CMD: MDL’s mission statement “Build Quality Ships on Time” reflects our aspiration as a shipyard for continual holistic improvement in all spheres of the company’s activities. E-tendering has already been adopted ensuring a fair and transparent procurement process. Enterprise resource planning has been implemented across the board, wherein all data are system generated and captured for usage. MDL is engaged in a number of corporate social responsibility (CSR) initiatives to demonstrate our obligation to the society at large. Personnel and material safety is another aspect. I am quite passionate about it and believe that no job or task is more important than health and safety of our personnel. Therefore, provision of an absolutely safe environment in our work places through provision of state-of-the-art equipment and imbibing safety oriented standard operating procedures are a few of my prime objectives.

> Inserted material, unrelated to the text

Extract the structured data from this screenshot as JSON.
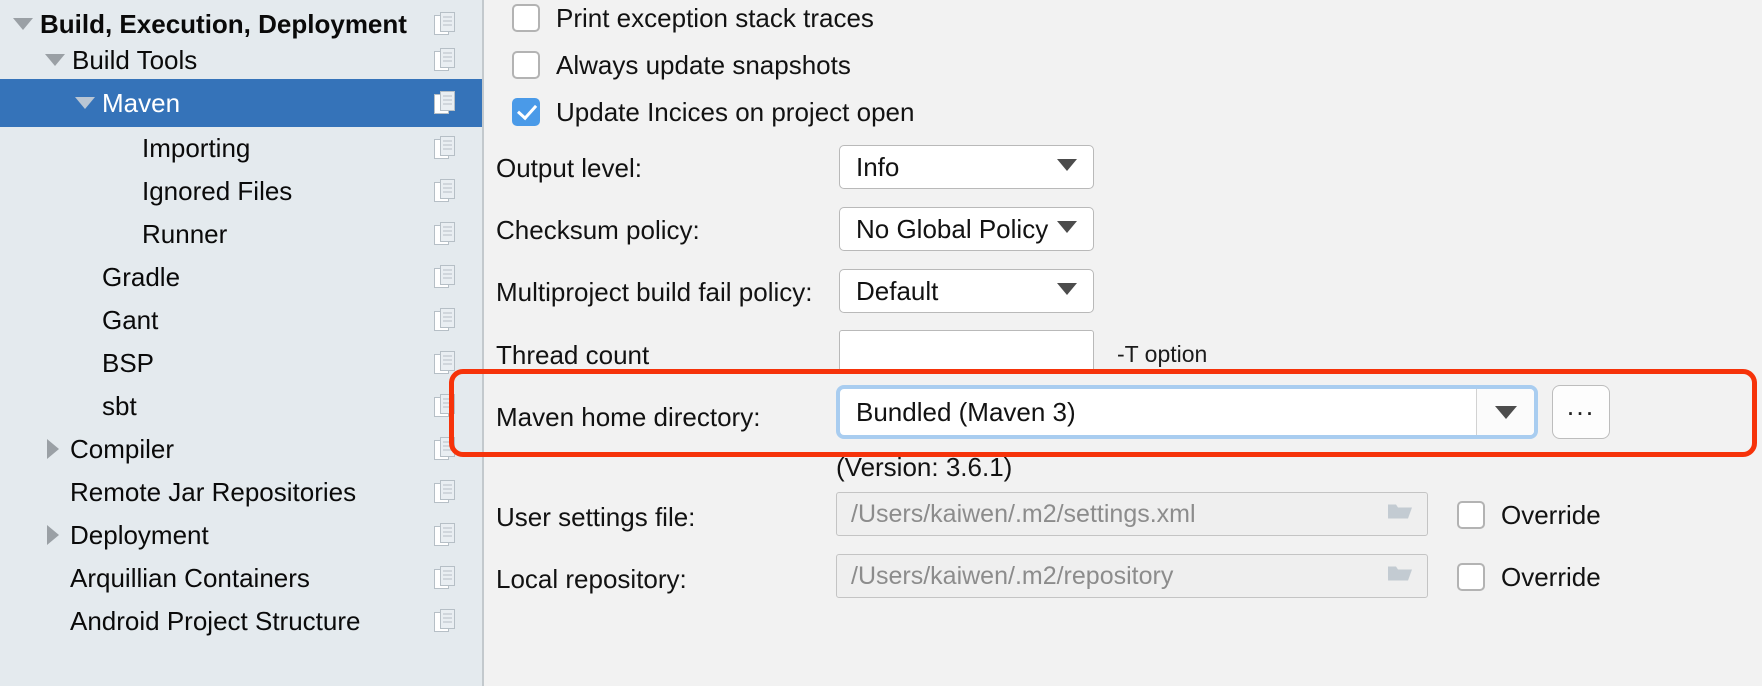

SP’s: What is your vision for MDL as a DPSU in the emerging scenario of private sector players also vying for a sizeable piece of the defence production pie?
CMD: The private and public sectors in defence need not work at loggerheads. There is enough space for all considering the force level requirements and long-term aspirations as enshrined in the maritime strategy of the Indian Navy. The public sector has niche domain expertise and capabilities acquired through rich legacies from the past. The private sector has large spare capacities that could be leveraged for defence production. Synergising partnerships where capabilities and capacities are married will result in winning scenarios for all the stakeholders.
SP’s: As a DPSU, do you have any plans for diversification into other business areas in the future, considering that nominations for naval projects may not come through in the future?
CMD: We are open to diversification. Historically, we have also made an impact in a non-defence sector like oil and gas, triggered by the oil crisis of the 1970s, by building offshore platforms for the Oil and Natural Gas Corporation Limited (ONGC). Besides warships and conventional submarines, we also have expertise in building merchant ships. Two state-of-the-art multi-purpose support vessels were built recently. One has been delivered to a foreign client while the next is awaiting delivery. We have some land across the creek in the Nhava area where the requisite infrastructure can be developed for diverse needs. We are exploring various options in this regard.